LSU got off to an early start by taking a 1-0 lead in the bottom of the first inning. Smith doubled, reached third on Antoine Duplantis' ground out to second, and scored on a Zach Watson ground out to to third.

Marceaux struck out five and walked one into the seventh inning. But Woley led off that inning by reaching on a Smith throwing error from shortstop. Devin Warner singled Woley to second, but Marceaux appeared to be on the way out of trouble when Broussard started a 4-6-3 double play from second base with Woley reaching third. But Kason Howell punched an infield single to second base to score Woley to tie the game, 1-1. Then Judd Ward doubled in Howell for a 2-1 Auburn advantage. Both runs were unearned.

Aaron George relieved Marceaux and immediately walked Ryan Bliss on four pitches, but he struck out Conor Davis looking to end the inning. George (2-1, 7.23 ERA), who threw only two-thirds of an inning Thursday, could also pitch tonight. He allowed one hit and one run with a walk and two strikeouts.

"Obviously, we're happy to stay another day in wonderful Hoover," said Mainieri, who has won this tournament six times since 2008 and has won at least two games in it for eight straight years now.

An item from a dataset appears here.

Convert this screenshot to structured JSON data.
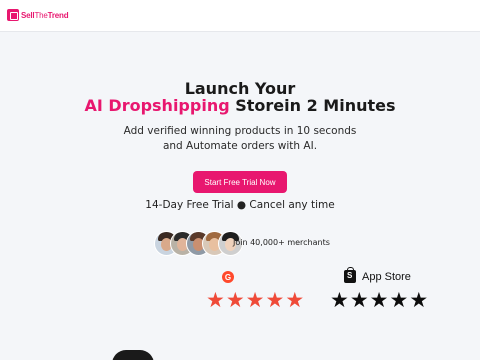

"But I'm 61. I feel terrible right now physically after that game last night," he said. "It seemed like cruel and unusual punishment to have to play today after losing that game. But the way we won today made me feel good to be their coach."